            if(heap(j).compareTo(heap(s)) > 0 ){
                swap(j, s);
                j = s;
            else break;
        return min;

    Key delete(Key e){
        if(!map.containsKey(e)) throw new NoSuchElementException(e+"does not exist ");
        int j = map.get(e), s;
        Key del = e;
        swap(j, n-1);
        while( j <= n/2 - 1){
            if(j == (n/2)-1 && n == (j+1)*2)
                s = (j+1)*2 - 1;
                s = heap((j+1)*2 - 1).compareTo(heap((j+1)*2)) < 0 ? (j+1)*2 - 1 : (j+1)*2; 
            if(heap(j).compareTo(heap(s)) > 0 ){
                swap(j, s);
                j = s;
            else break;
        return del;

    boolean decreasePriority(Key e){
        if(n == 0)
            return insert(e);
        return insert(e);

    private void swap(int i, int j) {
        Key t = heap(i);
        heap(i) = heap(j);
        heap(j) = t;
        map.replace(heap(i), i);
        map.replace(heap(j), j);

    public String toString() {
        String res = "(";
        int i;
        for (i = 0; i < n-1; i++){
            res += heap(i) + ", ";
        res += heap(i)+")";
        return res;

Data structures – use of stacks and heaps in object-oriented programming. Reasons?

In object-oriented programming, heaps are used to store the actual objects. Batches are used to store reference variables for the objects.

What are the specific reasons for choosing these two specific data structures?

What is the benefit of a bunch in the scenario described? What are the benefits of a stack?

Algorithms – Distinct Binary Heaps

I have $ n $ Elements off $ n-1 $ are different.
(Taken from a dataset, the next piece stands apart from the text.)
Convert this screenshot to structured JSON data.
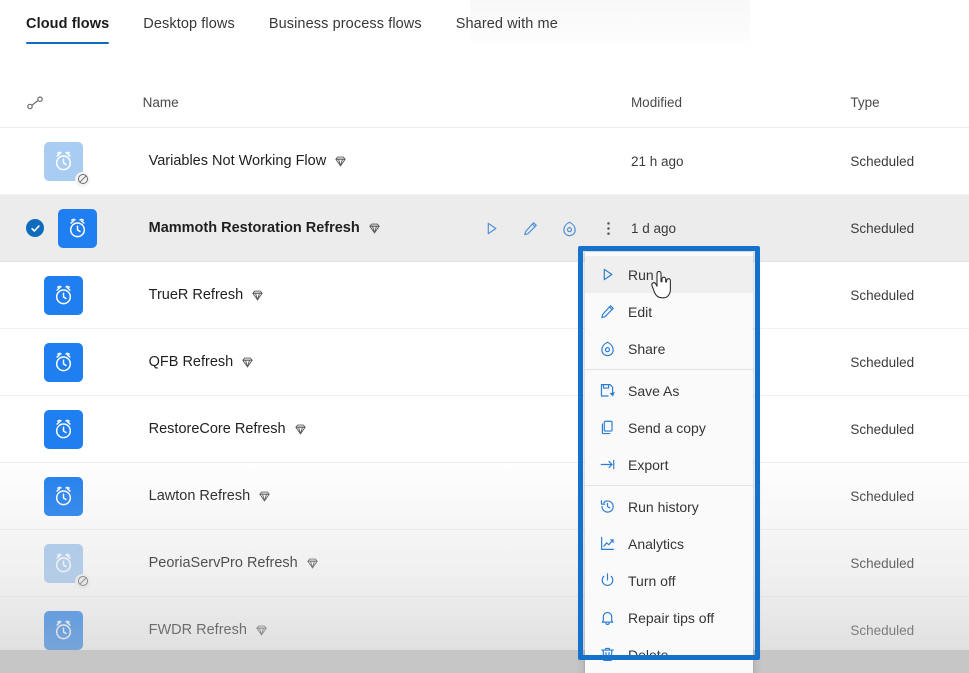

The repeated element is either the minimum or the maximum element. I have to find out how many different clusters can be made from it.
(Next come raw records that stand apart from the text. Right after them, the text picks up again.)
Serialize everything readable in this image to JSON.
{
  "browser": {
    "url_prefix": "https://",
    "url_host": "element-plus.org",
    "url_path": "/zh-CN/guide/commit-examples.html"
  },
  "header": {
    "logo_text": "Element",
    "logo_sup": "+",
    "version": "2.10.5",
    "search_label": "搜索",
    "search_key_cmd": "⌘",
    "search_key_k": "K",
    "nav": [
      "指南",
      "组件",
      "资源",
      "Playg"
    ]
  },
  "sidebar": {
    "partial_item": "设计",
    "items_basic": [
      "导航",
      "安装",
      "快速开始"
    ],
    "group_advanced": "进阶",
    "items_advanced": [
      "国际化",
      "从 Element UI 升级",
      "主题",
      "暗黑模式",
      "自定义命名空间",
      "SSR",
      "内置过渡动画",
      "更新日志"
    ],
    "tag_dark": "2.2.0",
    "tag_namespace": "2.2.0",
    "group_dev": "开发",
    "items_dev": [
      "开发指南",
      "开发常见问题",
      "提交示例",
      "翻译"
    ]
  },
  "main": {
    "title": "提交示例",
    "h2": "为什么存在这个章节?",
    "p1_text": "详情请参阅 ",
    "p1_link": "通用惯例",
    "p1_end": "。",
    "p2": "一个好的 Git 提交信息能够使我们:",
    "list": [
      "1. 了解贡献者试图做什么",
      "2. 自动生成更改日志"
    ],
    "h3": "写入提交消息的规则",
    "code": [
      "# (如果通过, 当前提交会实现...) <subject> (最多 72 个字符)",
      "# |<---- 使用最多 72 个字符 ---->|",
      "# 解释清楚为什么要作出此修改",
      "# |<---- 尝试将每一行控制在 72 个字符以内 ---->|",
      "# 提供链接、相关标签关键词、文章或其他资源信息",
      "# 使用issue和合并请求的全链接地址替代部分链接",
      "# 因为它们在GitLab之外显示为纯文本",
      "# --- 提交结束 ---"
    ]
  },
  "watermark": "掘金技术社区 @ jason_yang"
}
My analysis : I started with $ n $ different elements. Since the root is solid (maximum or minimum element), we can choose $ l $(Determined by subtracting the total number of elements from the elements on the penultimate level.) $ n-1 $ Elements and select recursively for the left subtree and the right subtree.

Repeat Relationship:
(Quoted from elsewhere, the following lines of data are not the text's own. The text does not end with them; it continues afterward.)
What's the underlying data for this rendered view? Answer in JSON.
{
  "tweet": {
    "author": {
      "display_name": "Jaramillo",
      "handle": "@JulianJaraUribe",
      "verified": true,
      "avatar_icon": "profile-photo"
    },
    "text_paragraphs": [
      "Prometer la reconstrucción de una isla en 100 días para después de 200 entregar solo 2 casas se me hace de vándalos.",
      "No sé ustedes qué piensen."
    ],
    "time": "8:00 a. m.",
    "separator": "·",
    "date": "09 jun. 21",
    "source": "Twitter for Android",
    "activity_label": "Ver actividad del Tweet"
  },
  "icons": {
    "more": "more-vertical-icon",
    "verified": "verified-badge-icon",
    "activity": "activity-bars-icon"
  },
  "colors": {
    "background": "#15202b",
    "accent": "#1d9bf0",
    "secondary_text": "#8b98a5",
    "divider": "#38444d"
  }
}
$ T (n) = {n-1 choose l} * T (l) * T (r) $

Now for $ n-1 $ different elements (given), for root we have $ 2 $ Options, d. H. maximum elements, and we can proceed recursively as above for the left and right subtree. But since the repeated element is there as well, I can not figure out exactly how to do it.

e.g: $ A = (2,6,6) $ =>
There are 2 different heaps.

I can not imagine how I can determine the number of heaps in this case. Can anyone think of algorithm / repetition relation to find something like that?